>
> Hi, Aleksey!
>
> On May 03, Aleksey Midenkov wrote:
> > revision-id: ef2519fee4e (versioning-1.0.5-17-gef2519fee4e)
> > parent(s): 56145be2951
> > author: Aleksey Midenkov <midenok@xxxxxxxxx>
> > committer: Aleksey Midenkov <midenok@xxxxxxxxx>
> > timestamp: 2018-06-28 13:42:09 +0300
> > message:
> >
> > MDEV-16546 System versioning setting to allow history modification
> >
> > 1. Add server variable system_versioning_modify_history which will
> > allow to set values for row_start, row_end in DML operations.
> >
> > 2. If secure_timestamp is YES or REPLICATION,
> > system_versioning_modify_history does not have effect. If
> > secure_timestamp is SUPER, system_versioning_modify_history requires
> > special privilege (same as for setting current timestamp).
>
> I thought more about this idea. We don't really want to have the history
> editable, do we?

Well, I'm thinking about rollback table data to specific point in
time. That could be a useful feature.

> But it's needed for replication, to keep the master and
> slave identical. That's what secure_timestamp is for.
>
> The idea was that this new variable, system_versioning_modify_history,
> will be just a convenience feature, it will not allow history editing
> any more than one can do without it.
>
> But now I suspect that even with secure_timestamp=NO one cannot truly
> edit history. One can only insert new rows with arbitrary timestamps.
> For example, to insert a row with row_start=1000 and row_end=2000, one
> needs to do (if secure_timestamp=NO):
>
>   set timestamp=1000;
>   insert row;
>   set timestamp=2000;
>   delete row;
>
> But I don't see how one can update or delete a history row with
> secure_timestamp=NO.
>
> Now, with a SUPER privilege and secure_timestamp=NO or SUPER, one can
> use the BINLOG command and truly edit the history arbitrarily, by faking
> row events.

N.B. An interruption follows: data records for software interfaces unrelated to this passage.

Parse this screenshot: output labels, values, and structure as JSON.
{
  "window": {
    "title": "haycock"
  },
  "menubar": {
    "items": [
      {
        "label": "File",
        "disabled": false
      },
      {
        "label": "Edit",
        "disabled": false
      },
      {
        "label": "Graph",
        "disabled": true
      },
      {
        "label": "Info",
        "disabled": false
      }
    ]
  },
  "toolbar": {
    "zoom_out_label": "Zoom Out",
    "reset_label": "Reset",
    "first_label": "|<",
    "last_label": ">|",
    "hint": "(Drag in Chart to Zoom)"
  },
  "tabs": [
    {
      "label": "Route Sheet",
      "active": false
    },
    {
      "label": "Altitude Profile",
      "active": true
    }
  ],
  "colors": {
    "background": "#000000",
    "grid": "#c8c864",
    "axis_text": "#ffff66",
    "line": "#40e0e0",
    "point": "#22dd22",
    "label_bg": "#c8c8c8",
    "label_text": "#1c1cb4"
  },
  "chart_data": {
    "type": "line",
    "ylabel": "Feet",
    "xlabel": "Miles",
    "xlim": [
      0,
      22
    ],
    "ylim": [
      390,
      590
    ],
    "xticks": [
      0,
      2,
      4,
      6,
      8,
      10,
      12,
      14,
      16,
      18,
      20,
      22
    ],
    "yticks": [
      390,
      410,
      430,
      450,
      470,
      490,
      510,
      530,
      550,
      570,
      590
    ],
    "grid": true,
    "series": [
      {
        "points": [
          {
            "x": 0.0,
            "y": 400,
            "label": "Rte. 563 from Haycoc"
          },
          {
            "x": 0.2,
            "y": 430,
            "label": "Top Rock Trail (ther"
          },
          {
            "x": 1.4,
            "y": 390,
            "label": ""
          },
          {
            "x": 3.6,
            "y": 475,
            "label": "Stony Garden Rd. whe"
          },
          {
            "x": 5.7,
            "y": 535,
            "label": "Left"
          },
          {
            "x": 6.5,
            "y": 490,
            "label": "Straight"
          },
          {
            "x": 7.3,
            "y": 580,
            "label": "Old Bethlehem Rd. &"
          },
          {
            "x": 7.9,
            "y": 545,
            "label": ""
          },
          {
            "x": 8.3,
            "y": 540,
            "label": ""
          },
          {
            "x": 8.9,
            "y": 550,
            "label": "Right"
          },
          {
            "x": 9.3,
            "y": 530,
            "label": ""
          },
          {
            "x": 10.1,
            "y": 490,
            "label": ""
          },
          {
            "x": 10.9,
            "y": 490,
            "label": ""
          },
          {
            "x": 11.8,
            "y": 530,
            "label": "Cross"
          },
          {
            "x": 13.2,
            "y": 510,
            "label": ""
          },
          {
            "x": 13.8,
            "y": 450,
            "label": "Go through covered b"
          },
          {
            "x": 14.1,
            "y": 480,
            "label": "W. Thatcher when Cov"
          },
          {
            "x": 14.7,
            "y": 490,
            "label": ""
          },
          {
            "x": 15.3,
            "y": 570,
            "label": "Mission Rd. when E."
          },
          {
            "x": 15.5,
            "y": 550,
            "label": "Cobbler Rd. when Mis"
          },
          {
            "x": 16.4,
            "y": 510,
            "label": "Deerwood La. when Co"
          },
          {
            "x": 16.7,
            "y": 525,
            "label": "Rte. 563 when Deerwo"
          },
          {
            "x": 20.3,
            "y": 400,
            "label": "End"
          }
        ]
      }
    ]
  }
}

I don't really get it why this is so important: since there is some
limitation by configuration and privilege, we are just fine.
Everything can be changed at filesystem level after all.

>
> The conclusion, I believe, is that system_versioning_modify_history
> should allow INSERTs when secure_timestamp=NO, and it should allow
> UPDATE/DELETE only for a SUPER user when secure_timestamp=NO or SUPER.

I don't see a reason to argue on that. The only thing that is not
clear, why we don't allow INSERTs when secure_timestamp=SUPER?

>
> The second thing I don't like at all, is when a table is created like
>
>   CREATE TABLE t1 (a int) WITH SYSTEM VERSIONING
>
> with row_start/row_end implicit. You don't have it in the test, but
> anyway one should be able to load history into such a table, while the
> table does not have row_start and row_end columns. From the user point
> of view these columns don't exist, they're pseudo-columns, like ROWID.
> They just cannot be insertable-into, conceptually. But a user will want
> to restore the history, right? I don't have a solution for this yet :(
> Any ideas?

We don't have to follow the conception if it doesn't help us. Since we
have physical row_start/row_end, we don't have to pretend they don't
exist. Who will win from that?

>
> See below a couple of minor comments about the patch itself.
>
> ...

These are going to be fixed.

>
> Regards,
> Sergei
> Chief Architect MariaDB
> and security@xxxxxxxxxxx



-- 
All the best,

Aleksey Midenkov
@midenok